Records from a collection
########

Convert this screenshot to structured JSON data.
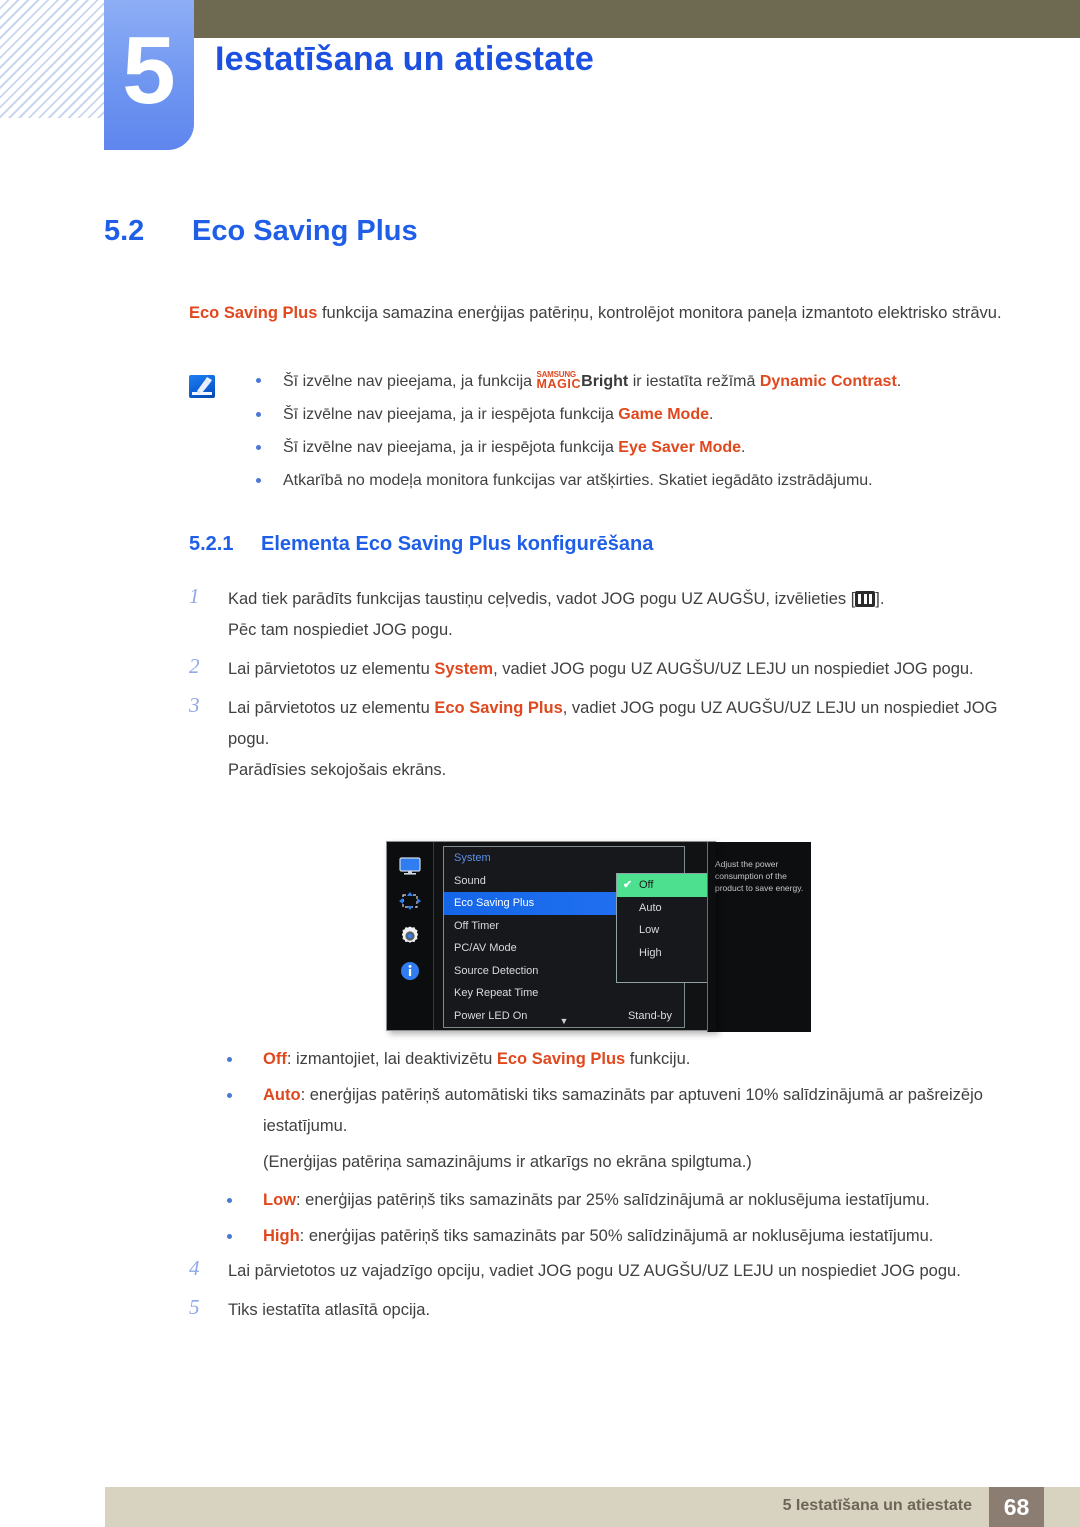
{
  "header": {
    "chapter_number": "5",
    "chapter_title": "Iestatīšana un atiestate"
  },
  "section": {
    "number": "5.2",
    "title": "Eco Saving Plus"
  },
  "intro": {
    "keyword": "Eco Saving Plus",
    "rest": " funkcija samazina enerģijas patēriņu, kontrolējot monitora paneļa izmantoto elektrisko strāvu."
  },
  "notes": [
    {
      "pre": "Šī izvēlne nav pieejama, ja funkcija ",
      "logo_top": "SAMSUNG",
      "logo_bottom": "MAGIC",
      "logo_suffix": "Bright",
      "mid": " ir iestatīta režīmā ",
      "kw": "Dynamic Contrast",
      "post": "."
    },
    {
      "pre": "Šī izvēlne nav pieejama, ja ir iespējota funkcija ",
      "kw": "Game Mode",
      "post": "."
    },
    {
      "pre": "Šī izvēlne nav pieejama, ja ir iespējota funkcija ",
      "kw": "Eye Saver Mode",
      "post": "."
    },
    {
      "pre": "Atkarībā no modeļa monitora funkcijas var atšķirties. Skatiet iegādāto izstrādājumu.",
      "kw": "",
      "post": ""
    }
  ],
  "subsection": {
    "number": "5.2.1",
    "title": "Elementa Eco Saving Plus konfigurēšana"
  },
  "steps": [
    {
      "index": "1",
      "pre": "Kad tiek parādīts funkcijas taustiņu ceļvedis, vadot JOG pogu UZ AUGŠU, izvēlieties [",
      "kw": "",
      "post": "].",
      "has_glyph": true,
      "extra": "Pēc tam nospiediet JOG pogu."
    },
    {
      "index": "2",
      "pre": "Lai pārvietotos uz elementu ",
      "kw": "System",
      "post": ", vadiet JOG pogu UZ AUGŠU/UZ LEJU un nospiediet JOG pogu.",
      "has_glyph": false,
      "extra": ""
    },
    {
      "index": "3",
      "pre": "Lai pārvietotos uz elementu ",
      "kw": "Eco Saving Plus",
      "post": ", vadiet JOG pogu UZ AUGŠU/UZ LEJU un nospiediet JOG pogu.",
      "has_glyph": false,
      "extra": "Parādīsies sekojošais ekrāns."
    }
  ],
  "osd": {
    "rail_icons": [
      "monitor-icon",
      "move-arrows-icon",
      "gear-icon",
      "info-icon"
    ],
    "menu_header": "System",
    "rows": [
      {
        "label": "Sound",
        "value": "",
        "active": false
      },
      {
        "label": "Eco Saving Plus",
        "value": "",
        "active": true
      },
      {
        "label": "Off Timer",
        "value": "",
        "active": false
      },
      {
        "label": "PC/AV Mode",
        "value": "",
        "active": false
      },
      {
        "label": "Source Detection",
        "value": "",
        "active": false
      },
      {
        "label": "Key Repeat Time",
        "value": "",
        "active": false
      },
      {
        "label": "Power LED On",
        "value": "Stand-by",
        "active": false
      }
    ],
    "scroll_indicator": "▼",
    "submenu": [
      {
        "label": "Off",
        "selected": true,
        "check": "✔"
      },
      {
        "label": "Auto",
        "selected": false,
        "check": ""
      },
      {
        "label": "Low",
        "selected": false,
        "check": ""
      },
      {
        "label": "High",
        "selected": false,
        "check": ""
      }
    ],
    "description": "Adjust the power consumption of the product to save energy.",
    "colors": {
      "highlight_blue": "#1f6ff0",
      "selected_green": "#4ce08f",
      "background": "#17181b"
    }
  },
  "options": [
    {
      "kw": "Off",
      "pre": ": izmantojiet, lai deaktivizētu ",
      "kw2": "Eco Saving Plus",
      "post": " funkciju.",
      "sub": ""
    },
    {
      "kw": "Auto",
      "pre": ": enerģijas patēriņš automātiski tiks samazināts par aptuveni 10% salīdzinājumā ar pašreizējo iestatījumu.",
      "kw2": "",
      "post": "",
      "sub": "(Enerģijas patēriņa samazinājums ir atkarīgs no ekrāna spilgtuma.)"
    },
    {
      "kw": "Low",
      "pre": ": enerģijas patēriņš tiks samazināts par 25% salīdzinājumā ar noklusējuma iestatījumu.",
      "kw2": "",
      "post": "",
      "sub": ""
    },
    {
      "kw": "High",
      "pre": ": enerģijas patēriņš tiks samazināts par 50% salīdzinājumā ar noklusējuma iestatījumu.",
      "kw2": "",
      "post": "",
      "sub": ""
    }
  ],
  "steps_end": [
    {
      "index": "4",
      "text": "Lai pārvietotos uz vajadzīgo opciju, vadiet JOG pogu UZ AUGŠU/UZ LEJU un nospiediet JOG pogu."
    },
    {
      "index": "5",
      "text": "Tiks iestatīta atlasītā opcija."
    }
  ],
  "footer": {
    "text": "5 Iestatīšana un atiestate",
    "page": "68"
  },
  "colors": {
    "heading_blue": "#1f5fe8",
    "keyword_orange": "#e0481e",
    "olive_bar": "#6e6a51",
    "footer_beige": "#d8d3c0",
    "footer_brown": "#8b7d72"
  }
}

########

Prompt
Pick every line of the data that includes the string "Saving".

Answer to the exercise
    "title": "Eco Saving Plus"
    "keyword": "Eco Saving Plus",
    "title": "Elementa Eco Saving Plus konfigurēšana"
      "kw": "Eco Saving Plus",
        "label": "Eco Saving Plus",
      "kw2": "Eco Saving Plus",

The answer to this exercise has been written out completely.